Hax: Pick your battles with mother-in-law
Good Morning, Carolyn:
I'm hoping my debacle makes it to your column because I desperately need advice!
Each year, my mother-in-law sends out a ridiculously braggy and self-righteous holiday “letter” updating her friends and extended family members. She recently sent a group text to my husband, his sister and me asking for our favorite pictures from the year to include in her Christmas letter.
My issue isn't that she ignores the concept that our favorite picture would be used for our own purposes, it's that she insists on having us be a part of this letter.
I plan to call her and say that although I'm thankful for her thinking of us, we will again be sending out our own holiday card and do not need to be explicitly included in hers.
Background: My mother-in-law tends to be selfish.

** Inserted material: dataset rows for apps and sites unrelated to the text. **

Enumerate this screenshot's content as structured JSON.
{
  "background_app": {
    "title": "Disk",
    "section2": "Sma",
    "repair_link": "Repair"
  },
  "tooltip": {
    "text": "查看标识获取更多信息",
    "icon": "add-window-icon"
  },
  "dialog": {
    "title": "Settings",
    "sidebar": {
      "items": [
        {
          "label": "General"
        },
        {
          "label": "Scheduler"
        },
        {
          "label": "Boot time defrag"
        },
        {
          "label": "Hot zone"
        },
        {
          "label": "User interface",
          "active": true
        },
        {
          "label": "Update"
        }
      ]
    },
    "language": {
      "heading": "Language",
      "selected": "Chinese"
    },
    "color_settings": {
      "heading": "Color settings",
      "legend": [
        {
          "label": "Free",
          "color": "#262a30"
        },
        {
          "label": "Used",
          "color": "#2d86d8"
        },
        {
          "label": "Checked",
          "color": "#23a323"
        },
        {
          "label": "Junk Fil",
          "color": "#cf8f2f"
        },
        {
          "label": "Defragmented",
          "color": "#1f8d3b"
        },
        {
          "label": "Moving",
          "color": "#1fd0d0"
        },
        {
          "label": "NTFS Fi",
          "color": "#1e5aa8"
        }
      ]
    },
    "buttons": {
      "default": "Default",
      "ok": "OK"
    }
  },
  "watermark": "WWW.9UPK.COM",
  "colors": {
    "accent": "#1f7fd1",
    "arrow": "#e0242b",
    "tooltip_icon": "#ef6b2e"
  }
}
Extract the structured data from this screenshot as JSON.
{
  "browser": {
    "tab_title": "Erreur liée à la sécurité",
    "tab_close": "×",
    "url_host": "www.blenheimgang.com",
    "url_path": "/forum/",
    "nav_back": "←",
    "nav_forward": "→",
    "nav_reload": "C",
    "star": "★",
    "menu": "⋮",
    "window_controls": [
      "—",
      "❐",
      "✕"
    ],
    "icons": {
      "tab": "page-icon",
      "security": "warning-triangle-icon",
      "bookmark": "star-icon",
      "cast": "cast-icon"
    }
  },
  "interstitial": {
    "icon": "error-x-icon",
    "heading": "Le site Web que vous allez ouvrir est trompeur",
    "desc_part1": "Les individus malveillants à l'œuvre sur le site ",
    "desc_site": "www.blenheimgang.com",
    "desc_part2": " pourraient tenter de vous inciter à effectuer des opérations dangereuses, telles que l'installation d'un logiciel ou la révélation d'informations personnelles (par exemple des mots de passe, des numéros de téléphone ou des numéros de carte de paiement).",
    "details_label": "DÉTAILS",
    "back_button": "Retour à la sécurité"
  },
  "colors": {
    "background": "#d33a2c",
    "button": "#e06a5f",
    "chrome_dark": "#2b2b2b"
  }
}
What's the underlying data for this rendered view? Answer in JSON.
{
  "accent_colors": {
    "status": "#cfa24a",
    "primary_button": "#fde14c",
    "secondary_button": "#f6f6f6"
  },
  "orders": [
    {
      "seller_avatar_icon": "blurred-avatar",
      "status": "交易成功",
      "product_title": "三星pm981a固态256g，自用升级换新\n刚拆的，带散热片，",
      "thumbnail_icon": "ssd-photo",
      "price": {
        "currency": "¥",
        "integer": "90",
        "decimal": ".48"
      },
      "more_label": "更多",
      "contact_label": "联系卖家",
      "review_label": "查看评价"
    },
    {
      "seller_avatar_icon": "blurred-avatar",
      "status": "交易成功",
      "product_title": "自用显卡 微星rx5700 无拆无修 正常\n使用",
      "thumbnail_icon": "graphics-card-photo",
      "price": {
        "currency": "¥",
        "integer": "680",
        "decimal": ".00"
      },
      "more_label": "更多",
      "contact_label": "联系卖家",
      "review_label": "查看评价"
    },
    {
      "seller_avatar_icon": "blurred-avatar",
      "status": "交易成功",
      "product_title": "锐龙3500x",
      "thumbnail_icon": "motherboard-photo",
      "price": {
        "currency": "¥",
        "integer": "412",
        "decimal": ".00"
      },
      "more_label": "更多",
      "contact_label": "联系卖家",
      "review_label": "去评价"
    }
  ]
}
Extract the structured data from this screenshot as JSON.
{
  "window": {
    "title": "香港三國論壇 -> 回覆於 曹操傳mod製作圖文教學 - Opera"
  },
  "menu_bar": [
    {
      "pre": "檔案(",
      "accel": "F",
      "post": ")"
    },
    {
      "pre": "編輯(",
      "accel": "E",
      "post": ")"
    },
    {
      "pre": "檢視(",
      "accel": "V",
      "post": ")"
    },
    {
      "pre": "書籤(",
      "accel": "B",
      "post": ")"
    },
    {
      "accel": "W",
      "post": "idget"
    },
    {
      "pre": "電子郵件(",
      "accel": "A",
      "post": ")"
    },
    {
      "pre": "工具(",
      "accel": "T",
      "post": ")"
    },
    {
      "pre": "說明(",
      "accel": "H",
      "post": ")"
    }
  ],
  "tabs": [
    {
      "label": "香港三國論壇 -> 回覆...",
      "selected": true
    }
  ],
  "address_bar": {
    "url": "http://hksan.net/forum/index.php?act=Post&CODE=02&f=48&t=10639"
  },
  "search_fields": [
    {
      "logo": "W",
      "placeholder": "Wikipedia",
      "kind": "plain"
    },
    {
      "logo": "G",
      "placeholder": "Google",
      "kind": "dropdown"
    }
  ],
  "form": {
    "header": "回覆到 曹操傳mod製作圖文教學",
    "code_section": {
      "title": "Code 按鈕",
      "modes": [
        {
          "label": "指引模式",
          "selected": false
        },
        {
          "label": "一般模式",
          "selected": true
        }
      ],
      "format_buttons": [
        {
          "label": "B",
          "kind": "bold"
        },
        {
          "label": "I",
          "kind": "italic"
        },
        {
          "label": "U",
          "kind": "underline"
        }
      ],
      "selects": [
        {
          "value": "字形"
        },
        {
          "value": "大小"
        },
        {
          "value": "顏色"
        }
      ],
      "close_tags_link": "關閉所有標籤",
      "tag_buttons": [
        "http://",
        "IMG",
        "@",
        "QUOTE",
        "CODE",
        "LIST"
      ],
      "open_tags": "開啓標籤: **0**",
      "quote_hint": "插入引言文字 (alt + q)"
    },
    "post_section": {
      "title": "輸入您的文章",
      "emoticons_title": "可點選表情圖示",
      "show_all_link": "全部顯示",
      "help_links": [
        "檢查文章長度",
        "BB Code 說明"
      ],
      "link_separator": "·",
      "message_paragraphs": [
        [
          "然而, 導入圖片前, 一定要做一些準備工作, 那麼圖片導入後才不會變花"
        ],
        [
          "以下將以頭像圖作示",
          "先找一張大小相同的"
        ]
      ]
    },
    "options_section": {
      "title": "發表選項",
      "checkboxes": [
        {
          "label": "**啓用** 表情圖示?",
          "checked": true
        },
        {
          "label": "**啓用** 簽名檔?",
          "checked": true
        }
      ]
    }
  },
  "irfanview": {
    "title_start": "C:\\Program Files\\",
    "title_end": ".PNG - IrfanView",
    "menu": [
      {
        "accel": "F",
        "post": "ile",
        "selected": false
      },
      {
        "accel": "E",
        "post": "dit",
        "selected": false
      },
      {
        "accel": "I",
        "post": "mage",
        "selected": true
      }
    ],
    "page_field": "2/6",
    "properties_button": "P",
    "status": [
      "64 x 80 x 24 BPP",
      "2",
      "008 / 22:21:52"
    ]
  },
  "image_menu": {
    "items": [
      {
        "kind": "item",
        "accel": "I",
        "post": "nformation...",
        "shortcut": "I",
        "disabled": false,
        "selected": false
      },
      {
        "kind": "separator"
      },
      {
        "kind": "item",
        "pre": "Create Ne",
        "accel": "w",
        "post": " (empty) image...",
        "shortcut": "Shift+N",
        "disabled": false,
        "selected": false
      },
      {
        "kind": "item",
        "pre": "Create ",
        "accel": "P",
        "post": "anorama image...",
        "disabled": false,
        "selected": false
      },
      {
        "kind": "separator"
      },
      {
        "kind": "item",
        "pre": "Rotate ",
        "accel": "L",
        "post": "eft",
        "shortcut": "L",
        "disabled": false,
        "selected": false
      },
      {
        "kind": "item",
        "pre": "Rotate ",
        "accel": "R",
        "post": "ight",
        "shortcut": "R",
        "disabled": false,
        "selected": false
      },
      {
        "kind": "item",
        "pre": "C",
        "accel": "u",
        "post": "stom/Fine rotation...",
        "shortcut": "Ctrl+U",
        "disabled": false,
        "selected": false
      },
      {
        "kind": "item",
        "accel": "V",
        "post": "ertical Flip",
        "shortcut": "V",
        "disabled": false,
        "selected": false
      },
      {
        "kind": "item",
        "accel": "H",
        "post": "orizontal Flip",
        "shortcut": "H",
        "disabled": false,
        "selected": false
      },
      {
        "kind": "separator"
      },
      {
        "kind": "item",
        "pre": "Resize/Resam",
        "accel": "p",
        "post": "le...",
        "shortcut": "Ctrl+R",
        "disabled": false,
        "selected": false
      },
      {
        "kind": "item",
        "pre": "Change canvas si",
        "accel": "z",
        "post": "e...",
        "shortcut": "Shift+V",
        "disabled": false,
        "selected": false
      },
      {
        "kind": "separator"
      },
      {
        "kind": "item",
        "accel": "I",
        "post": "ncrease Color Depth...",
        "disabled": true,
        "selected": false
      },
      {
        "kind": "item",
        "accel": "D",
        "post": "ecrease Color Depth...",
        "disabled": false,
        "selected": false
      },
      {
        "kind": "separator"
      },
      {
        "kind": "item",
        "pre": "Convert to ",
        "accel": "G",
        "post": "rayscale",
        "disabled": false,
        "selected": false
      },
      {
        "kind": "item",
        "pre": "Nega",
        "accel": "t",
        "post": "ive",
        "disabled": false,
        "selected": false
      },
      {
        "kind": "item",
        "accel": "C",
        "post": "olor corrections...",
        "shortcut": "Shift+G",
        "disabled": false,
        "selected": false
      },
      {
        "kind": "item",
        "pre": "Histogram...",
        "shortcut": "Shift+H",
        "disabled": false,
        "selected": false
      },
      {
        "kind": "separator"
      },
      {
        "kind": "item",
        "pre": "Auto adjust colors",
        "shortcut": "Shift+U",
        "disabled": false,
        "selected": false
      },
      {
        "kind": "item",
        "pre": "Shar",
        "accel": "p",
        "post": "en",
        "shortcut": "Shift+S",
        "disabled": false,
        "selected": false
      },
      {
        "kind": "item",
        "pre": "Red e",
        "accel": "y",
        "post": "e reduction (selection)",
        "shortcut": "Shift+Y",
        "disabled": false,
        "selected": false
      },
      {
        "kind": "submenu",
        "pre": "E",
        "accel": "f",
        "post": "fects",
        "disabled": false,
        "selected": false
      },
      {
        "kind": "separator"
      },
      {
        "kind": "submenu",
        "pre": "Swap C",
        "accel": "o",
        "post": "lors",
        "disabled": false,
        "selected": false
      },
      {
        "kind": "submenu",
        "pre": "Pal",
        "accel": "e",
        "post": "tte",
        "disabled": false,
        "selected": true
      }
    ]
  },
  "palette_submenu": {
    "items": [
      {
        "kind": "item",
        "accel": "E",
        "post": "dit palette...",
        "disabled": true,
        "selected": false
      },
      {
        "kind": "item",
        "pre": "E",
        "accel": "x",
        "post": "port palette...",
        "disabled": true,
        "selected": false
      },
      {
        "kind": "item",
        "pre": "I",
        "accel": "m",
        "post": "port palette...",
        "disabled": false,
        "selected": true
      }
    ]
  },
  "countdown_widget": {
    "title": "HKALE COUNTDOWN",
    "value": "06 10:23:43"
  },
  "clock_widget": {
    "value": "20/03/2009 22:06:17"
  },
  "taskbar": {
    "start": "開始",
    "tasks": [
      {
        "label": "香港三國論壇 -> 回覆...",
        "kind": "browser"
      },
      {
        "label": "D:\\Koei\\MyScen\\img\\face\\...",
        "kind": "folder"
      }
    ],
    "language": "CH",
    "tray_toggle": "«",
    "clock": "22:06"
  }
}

One brief, childish example, of which there are many — she demanded her husband wear a white tux to our wedding. The only men wearing white at our ceremony were members of the military that were involved in performing the traditional sword arch. She staged this argument the week before the wedding, ignoring that my husband and I were deliberate in asking our fathers to wear traditional black tuxes.
Is it possible that we should just roll over?
— Adults Treated as Children
When you tell me that a photo request for Ma's Christmas newsletter is a “debacle,” this is how I want to respond:
Famine. Human trafficking. Syria. Hello?
But the examples you give of outrageous behavior from your mother-in-law are so trivial, they throw your judgment into question right along with your mother-in-law's. Her pushing back on your black tuxedo request, for example. That was childish of her, certainly, but consider the worst case: The wedding doesn't happen? Nope. You suffer lasting emotional scars? Nope.
As for the holiday letter, I could spend days trying to figure out why the content in her Christmas letter and your grown-up holiday card has to be mutually exclusive, and why her request for your “favorite” picture can't be satisfied with your second- or fifth- or 19th-favorite shot from this past year.
But while that sounds delightful, I'll pass, because it's beside the point. You aren't looking to present legitimate arguments against your mother-in-law, you're looking to present any argument against your mother-in-law.
Please trade that for a strategy of sorting. Imagine a giant wheely trash bin — label it “Ridiculous.” Imagine an old-school desktop in-box — label it “Real.” From now on, you're putting everything your mother-in-law throws at you into one of these. White tux? Ridiculous. (Thump.) Wants a photo for her insufferable annual brag rag? Ridiculous. “Here. It's of all of us on St. Crispin's Day.” (Hook shot! Thump.) Um ... I'm going to have to make something up here ... her trying to dictate how you live, love, worship, spend money, raise kids or schedule your time? Real — inbox. (Swish.) That's when adults “assert ourselves as adults.”